Given information →
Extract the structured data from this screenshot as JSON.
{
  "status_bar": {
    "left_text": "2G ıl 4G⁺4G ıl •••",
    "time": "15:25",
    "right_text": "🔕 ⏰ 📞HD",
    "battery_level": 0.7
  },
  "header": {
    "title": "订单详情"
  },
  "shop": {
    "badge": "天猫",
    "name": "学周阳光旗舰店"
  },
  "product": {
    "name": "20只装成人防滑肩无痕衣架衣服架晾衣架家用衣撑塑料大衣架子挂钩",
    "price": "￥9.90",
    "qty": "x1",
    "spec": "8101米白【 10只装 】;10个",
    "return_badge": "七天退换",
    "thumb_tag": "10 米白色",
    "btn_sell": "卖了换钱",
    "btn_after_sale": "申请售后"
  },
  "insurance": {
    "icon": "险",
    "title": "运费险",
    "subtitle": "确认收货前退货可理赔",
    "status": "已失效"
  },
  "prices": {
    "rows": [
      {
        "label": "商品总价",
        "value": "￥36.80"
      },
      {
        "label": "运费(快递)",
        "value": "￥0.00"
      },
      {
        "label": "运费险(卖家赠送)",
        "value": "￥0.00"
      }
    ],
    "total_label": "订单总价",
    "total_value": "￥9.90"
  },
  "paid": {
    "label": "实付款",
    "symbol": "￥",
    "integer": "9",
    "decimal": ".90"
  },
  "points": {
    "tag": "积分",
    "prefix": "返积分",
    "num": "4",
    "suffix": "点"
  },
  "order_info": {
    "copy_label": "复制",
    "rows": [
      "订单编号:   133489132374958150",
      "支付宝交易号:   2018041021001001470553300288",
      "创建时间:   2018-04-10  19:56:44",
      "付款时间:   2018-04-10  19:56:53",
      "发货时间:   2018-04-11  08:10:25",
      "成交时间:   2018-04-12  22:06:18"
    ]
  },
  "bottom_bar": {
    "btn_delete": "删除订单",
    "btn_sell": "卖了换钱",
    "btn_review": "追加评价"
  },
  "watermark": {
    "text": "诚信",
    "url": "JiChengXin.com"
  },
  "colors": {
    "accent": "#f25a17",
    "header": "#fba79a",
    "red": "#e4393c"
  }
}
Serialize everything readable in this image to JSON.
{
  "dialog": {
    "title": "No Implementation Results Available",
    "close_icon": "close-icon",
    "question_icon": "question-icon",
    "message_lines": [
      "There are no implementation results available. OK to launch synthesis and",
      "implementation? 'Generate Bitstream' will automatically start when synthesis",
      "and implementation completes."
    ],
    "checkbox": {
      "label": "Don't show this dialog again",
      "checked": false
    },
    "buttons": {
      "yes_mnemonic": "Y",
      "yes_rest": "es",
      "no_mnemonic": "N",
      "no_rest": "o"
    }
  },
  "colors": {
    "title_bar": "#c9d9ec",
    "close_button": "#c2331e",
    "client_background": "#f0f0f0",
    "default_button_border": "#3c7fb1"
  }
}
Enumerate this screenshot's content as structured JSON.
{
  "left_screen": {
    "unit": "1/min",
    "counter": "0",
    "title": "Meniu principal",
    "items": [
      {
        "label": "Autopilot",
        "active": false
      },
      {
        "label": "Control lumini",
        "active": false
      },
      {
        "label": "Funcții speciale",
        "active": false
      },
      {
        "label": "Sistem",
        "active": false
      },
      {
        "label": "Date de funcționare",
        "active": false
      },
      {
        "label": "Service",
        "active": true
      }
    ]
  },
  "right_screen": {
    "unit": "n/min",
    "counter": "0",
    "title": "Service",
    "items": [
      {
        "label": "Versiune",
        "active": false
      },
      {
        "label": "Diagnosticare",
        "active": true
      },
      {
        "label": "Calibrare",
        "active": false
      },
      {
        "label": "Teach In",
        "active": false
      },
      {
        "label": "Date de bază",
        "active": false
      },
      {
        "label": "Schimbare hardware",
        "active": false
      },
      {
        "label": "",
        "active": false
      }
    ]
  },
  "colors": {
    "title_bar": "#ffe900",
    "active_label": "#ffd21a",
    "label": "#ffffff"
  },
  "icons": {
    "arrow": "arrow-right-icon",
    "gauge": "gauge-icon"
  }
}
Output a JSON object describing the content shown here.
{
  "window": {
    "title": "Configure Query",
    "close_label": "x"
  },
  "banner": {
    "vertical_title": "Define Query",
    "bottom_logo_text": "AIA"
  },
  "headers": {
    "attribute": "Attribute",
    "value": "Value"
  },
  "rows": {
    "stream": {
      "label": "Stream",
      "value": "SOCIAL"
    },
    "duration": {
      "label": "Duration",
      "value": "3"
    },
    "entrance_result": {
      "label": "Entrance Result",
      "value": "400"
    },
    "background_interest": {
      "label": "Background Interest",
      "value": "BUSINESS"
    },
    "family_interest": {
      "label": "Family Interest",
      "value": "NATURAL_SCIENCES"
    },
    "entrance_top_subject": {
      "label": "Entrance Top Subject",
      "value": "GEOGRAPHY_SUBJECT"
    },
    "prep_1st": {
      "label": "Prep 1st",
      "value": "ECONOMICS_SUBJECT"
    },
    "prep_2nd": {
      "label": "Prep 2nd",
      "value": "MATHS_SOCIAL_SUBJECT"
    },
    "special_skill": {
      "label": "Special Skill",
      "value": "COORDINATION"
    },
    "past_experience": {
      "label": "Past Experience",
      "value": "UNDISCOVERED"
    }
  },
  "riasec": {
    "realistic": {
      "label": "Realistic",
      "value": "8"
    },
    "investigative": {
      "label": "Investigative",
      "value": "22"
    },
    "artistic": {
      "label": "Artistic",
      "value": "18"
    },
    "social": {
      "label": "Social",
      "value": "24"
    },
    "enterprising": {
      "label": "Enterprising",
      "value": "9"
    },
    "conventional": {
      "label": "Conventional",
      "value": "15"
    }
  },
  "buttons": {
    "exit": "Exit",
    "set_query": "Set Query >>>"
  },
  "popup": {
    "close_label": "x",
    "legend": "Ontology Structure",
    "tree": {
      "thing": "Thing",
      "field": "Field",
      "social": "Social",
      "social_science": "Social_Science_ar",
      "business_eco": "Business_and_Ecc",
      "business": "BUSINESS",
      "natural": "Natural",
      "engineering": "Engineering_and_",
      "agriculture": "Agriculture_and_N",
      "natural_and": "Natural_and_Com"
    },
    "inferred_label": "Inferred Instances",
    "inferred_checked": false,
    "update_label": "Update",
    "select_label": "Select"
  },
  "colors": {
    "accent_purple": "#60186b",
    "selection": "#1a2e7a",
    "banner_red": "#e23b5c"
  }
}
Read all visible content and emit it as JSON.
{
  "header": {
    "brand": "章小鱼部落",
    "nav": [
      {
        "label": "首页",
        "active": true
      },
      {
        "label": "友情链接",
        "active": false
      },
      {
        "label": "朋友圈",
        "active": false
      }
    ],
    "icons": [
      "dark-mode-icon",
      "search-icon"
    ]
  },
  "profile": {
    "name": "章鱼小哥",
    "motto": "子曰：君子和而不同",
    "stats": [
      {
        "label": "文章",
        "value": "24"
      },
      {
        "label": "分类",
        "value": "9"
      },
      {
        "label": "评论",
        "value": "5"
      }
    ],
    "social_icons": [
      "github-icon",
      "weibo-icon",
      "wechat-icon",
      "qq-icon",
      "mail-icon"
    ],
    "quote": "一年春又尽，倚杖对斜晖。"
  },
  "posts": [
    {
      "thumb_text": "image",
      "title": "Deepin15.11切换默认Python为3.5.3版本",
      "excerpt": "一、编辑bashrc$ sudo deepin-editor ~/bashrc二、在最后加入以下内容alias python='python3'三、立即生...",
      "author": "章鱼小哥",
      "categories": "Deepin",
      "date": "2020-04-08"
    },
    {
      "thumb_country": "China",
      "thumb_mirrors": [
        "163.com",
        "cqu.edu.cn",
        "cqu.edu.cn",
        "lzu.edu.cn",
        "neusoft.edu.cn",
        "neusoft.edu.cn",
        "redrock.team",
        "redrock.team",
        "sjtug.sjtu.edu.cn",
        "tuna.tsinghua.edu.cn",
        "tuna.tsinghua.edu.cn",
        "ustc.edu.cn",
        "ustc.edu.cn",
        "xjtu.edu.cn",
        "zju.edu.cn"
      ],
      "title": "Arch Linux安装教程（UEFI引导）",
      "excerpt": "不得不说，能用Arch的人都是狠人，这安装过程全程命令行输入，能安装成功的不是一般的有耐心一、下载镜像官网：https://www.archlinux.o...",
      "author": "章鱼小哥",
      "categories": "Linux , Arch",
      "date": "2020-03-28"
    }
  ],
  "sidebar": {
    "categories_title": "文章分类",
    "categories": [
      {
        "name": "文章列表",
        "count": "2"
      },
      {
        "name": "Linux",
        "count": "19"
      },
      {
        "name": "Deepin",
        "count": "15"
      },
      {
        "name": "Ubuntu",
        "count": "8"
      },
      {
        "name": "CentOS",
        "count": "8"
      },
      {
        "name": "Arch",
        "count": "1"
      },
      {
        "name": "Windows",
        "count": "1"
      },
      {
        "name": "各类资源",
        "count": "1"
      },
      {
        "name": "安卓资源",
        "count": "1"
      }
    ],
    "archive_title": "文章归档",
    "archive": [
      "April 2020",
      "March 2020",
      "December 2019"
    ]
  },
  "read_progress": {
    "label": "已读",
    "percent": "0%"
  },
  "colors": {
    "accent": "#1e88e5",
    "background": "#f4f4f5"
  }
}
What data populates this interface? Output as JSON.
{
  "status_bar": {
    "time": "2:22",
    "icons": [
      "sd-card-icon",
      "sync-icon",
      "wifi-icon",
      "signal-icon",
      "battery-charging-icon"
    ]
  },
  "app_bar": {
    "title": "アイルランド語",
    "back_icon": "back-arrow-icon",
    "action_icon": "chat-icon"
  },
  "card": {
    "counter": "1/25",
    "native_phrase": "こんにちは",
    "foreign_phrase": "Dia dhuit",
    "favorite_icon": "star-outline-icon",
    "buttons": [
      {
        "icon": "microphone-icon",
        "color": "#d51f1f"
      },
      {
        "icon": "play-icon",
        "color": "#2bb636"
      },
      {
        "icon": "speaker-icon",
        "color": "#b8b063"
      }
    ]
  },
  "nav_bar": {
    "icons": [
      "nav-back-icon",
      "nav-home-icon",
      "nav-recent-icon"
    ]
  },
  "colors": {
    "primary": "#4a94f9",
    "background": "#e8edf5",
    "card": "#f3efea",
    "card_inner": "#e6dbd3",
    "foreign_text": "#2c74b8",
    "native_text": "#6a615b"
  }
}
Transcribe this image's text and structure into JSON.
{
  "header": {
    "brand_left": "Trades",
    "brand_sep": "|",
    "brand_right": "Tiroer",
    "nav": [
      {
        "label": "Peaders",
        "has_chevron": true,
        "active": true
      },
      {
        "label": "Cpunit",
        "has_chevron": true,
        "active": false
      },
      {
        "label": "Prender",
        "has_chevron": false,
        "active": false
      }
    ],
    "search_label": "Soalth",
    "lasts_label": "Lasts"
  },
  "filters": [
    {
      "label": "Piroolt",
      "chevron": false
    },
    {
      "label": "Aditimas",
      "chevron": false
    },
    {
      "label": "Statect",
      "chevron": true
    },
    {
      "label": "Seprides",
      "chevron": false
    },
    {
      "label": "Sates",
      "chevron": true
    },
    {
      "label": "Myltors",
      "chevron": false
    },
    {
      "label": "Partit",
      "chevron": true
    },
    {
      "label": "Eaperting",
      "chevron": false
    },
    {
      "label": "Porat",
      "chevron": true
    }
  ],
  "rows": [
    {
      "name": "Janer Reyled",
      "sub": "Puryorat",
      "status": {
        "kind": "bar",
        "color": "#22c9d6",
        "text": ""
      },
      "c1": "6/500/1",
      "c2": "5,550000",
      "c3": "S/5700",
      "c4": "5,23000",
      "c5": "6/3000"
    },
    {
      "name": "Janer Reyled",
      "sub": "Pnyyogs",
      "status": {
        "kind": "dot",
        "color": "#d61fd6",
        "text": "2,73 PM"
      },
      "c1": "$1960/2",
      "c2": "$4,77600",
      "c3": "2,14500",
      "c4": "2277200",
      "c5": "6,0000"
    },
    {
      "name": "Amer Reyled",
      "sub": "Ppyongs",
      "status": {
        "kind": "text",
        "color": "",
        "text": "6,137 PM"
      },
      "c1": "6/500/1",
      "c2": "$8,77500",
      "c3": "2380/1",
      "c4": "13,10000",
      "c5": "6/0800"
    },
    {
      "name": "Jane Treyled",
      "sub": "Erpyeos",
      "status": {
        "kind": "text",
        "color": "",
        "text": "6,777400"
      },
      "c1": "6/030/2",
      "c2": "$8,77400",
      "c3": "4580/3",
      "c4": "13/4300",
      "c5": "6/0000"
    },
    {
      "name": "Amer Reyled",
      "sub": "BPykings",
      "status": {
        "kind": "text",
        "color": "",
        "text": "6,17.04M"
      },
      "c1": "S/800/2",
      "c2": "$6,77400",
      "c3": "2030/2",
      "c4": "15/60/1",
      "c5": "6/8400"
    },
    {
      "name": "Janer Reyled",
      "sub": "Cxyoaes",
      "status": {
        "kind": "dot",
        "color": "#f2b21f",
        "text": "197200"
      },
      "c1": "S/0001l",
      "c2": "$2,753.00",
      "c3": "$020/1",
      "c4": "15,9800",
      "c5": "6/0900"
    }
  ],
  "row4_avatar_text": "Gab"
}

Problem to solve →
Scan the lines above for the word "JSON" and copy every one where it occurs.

Your solution →
Extract the structured data from this screenshot as JSON.
Serialize everything readable in this image to JSON.
Enumerate this screenshot's content as structured JSON.
Output a JSON object describing the content shown here.
Read all visible content and emit it as JSON.
What data populates this interface? Output as JSON.
Transcribe this image's text and structure into JSON.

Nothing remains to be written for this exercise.